Source data
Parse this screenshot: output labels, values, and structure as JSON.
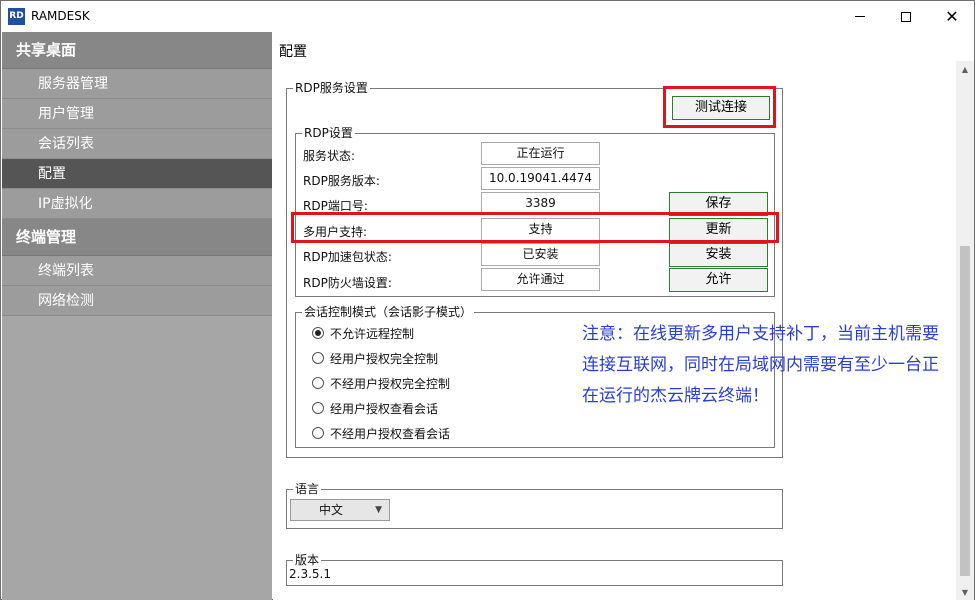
{
  "window": {
    "logo_text": "RD",
    "title": "RAMDESK",
    "minimize_icon": "minimize-icon",
    "maximize_icon": "maximize-icon",
    "close_icon": "close-icon"
  },
  "sidebar": {
    "groups": [
      {
        "label": "共享桌面",
        "items": [
          "服务器管理",
          "用户管理",
          "会话列表",
          "配置",
          "IP虚拟化"
        ]
      },
      {
        "label": "终端管理",
        "items": [
          "终端列表",
          "网络检测"
        ]
      }
    ],
    "active_item": "配置"
  },
  "main": {
    "title": "配置",
    "rdp_service": {
      "legend": "RDP服务设置",
      "test_button": "测试连接",
      "rdp_settings": {
        "legend": "RDP设置",
        "rows": [
          {
            "label": "服务状态:",
            "value": "正在运行",
            "button": ""
          },
          {
            "label": "RDP服务版本:",
            "value": "10.0.19041.4474",
            "button": ""
          },
          {
            "label": "RDP端口号:",
            "value": "3389",
            "button": "保存"
          },
          {
            "label": "多用户支持:",
            "value": "支持",
            "button": "更新"
          },
          {
            "label": "RDP加速包状态:",
            "value": "已安装",
            "button": "安装"
          },
          {
            "label": "RDP防火墙设置:",
            "value": "允许通过",
            "button": "允许"
          }
        ]
      },
      "session_control": {
        "legend": "会话控制模式（会话影子模式）",
        "options": [
          "不允许远程控制",
          "经用户授权完全控制",
          "不经用户授权完全控制",
          "经用户授权查看会话",
          "不经用户授权查看会话"
        ],
        "selected_index": 0
      },
      "note": "注意：在线更新多用户支持补丁，当前主机需要连接互联网，同时在局域网内需要有至少一台正在运行的杰云牌云终端！"
    },
    "language": {
      "legend": "语言",
      "selected": "中文"
    },
    "version": {
      "legend": "版本",
      "value": "2.3.5.1"
    }
  },
  "colors": {
    "sidebar_bg": "#a6a6a6",
    "sidebar_group_bg": "#878787",
    "sidebar_active_bg": "#555555",
    "highlight_red": "#e0141e",
    "note_blue": "#2a3ed0",
    "button_border_green": "#2e7d2e"
  }
}
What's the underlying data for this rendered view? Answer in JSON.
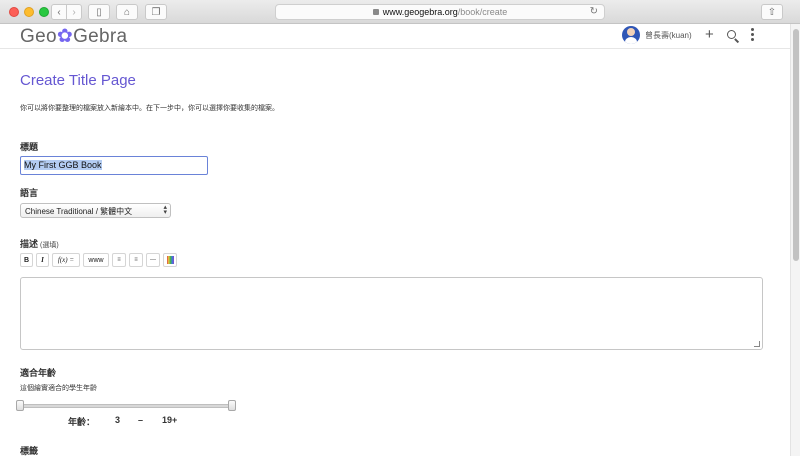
{
  "browser": {
    "url_host": "www.geogebra.org",
    "url_path": "/book/create"
  },
  "header": {
    "logo_prefix": "Geo",
    "logo_flower": "✿",
    "logo_suffix": "Gebra",
    "user_name": "曾長壽(kuan)"
  },
  "page": {
    "title": "Create Title Page",
    "intro": "你可以將你要整理的檔案放入新繪本中。在下一步中，你可以選擇你要收集的檔案。"
  },
  "form": {
    "title_label": "標題",
    "title_value": "My First GGB Book",
    "language_label": "語言",
    "language_value": "Chinese Traditional / 繁體中文",
    "description_label": "描述",
    "description_optional": "(選填)",
    "editor_buttons": [
      "B",
      "I",
      "f(x) =",
      "www",
      "≡",
      "≡",
      "—"
    ],
    "age_label": "適合年齡",
    "age_hint": "這個繪實適合的學生年齡",
    "age_caption": "年齡：",
    "age_min": "3",
    "age_sep": "–",
    "age_max": "19+",
    "age_min_fraction": 0,
    "age_max_fraction": 1,
    "tags_label": "標籤"
  },
  "colors": {
    "accent": "#6557d2",
    "input_focus_border": "#6a83d8",
    "selection": "#b3ccf2"
  }
}
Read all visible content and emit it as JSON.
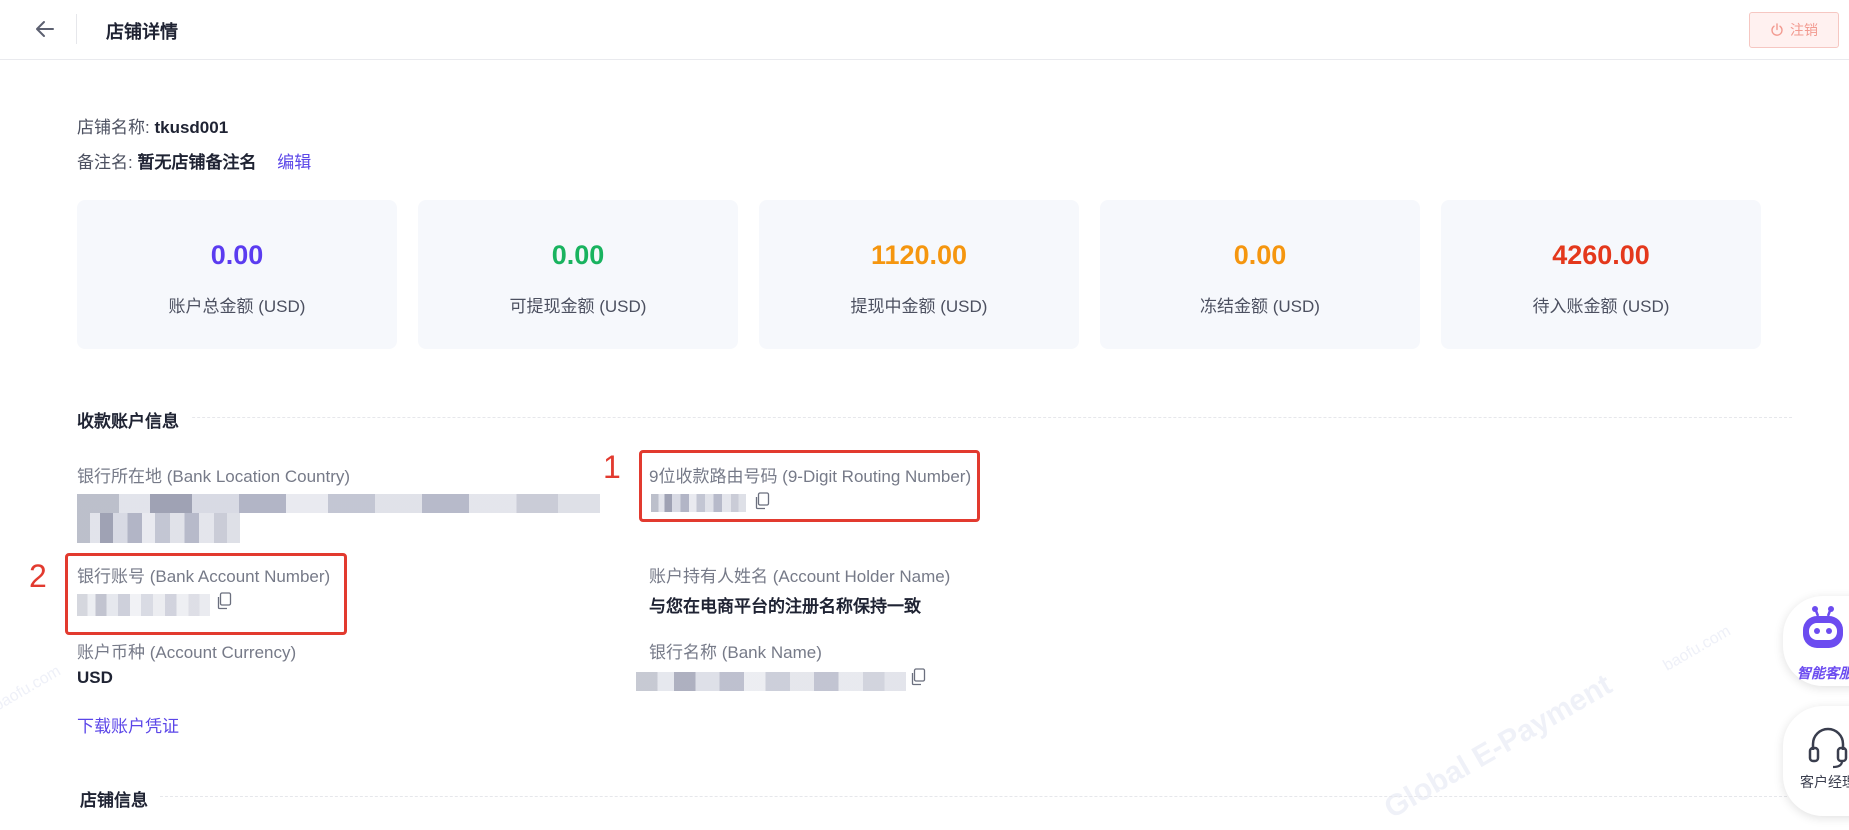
{
  "header": {
    "title": "店铺详情",
    "logout_label": "注销"
  },
  "store": {
    "name_label": "店铺名称:",
    "name_value": "tkusd001",
    "remark_label": "备注名:",
    "remark_value": "暂无店铺备注名",
    "edit_label": "编辑"
  },
  "balances": [
    {
      "amount": "0.00",
      "label": "账户总金额 (USD)",
      "color": "#5b3cf0"
    },
    {
      "amount": "0.00",
      "label": "可提现金额 (USD)",
      "color": "#19b35f"
    },
    {
      "amount": "1120.00",
      "label": "提现中金额 (USD)",
      "color": "#f5960f"
    },
    {
      "amount": "0.00",
      "label": "冻结金额 (USD)",
      "color": "#f5960f"
    },
    {
      "amount": "4260.00",
      "label": "待入账金额 (USD)",
      "color": "#e4381c"
    }
  ],
  "receiving_account": {
    "section_title": "收款账户信息",
    "bank_location_label": "银行所在地 (Bank Location Country)",
    "routing_label": "9位收款路由号码 (9-Digit Routing Number)",
    "account_number_label": "银行账号 (Bank Account Number)",
    "holder_label": "账户持有人姓名 (Account Holder Name)",
    "holder_value": "与您在电商平台的注册名称保持一致",
    "currency_label": "账户币种 (Account Currency)",
    "currency_value": "USD",
    "bank_name_label": "银行名称 (Bank Name)",
    "download_label": "下载账户凭证"
  },
  "store_info": {
    "section_title": "店铺信息"
  },
  "annotations": {
    "box1_number": "1",
    "box2_number": "2"
  },
  "floating": {
    "ai_label": "智能客服",
    "manager_label": "客户经理"
  },
  "icons": {
    "back": "arrow-left-icon",
    "power": "power-icon",
    "copy": "copy-icon",
    "robot": "robot-icon",
    "headset": "headset-icon"
  }
}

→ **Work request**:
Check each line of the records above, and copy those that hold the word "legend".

→ **The completed task**:
      "legend": "RDP服务设置",
        "legend": "RDP设置",
        "legend": "会话控制模式（会话影子模式）",
      "legend": "语言",
      "legend": "版本",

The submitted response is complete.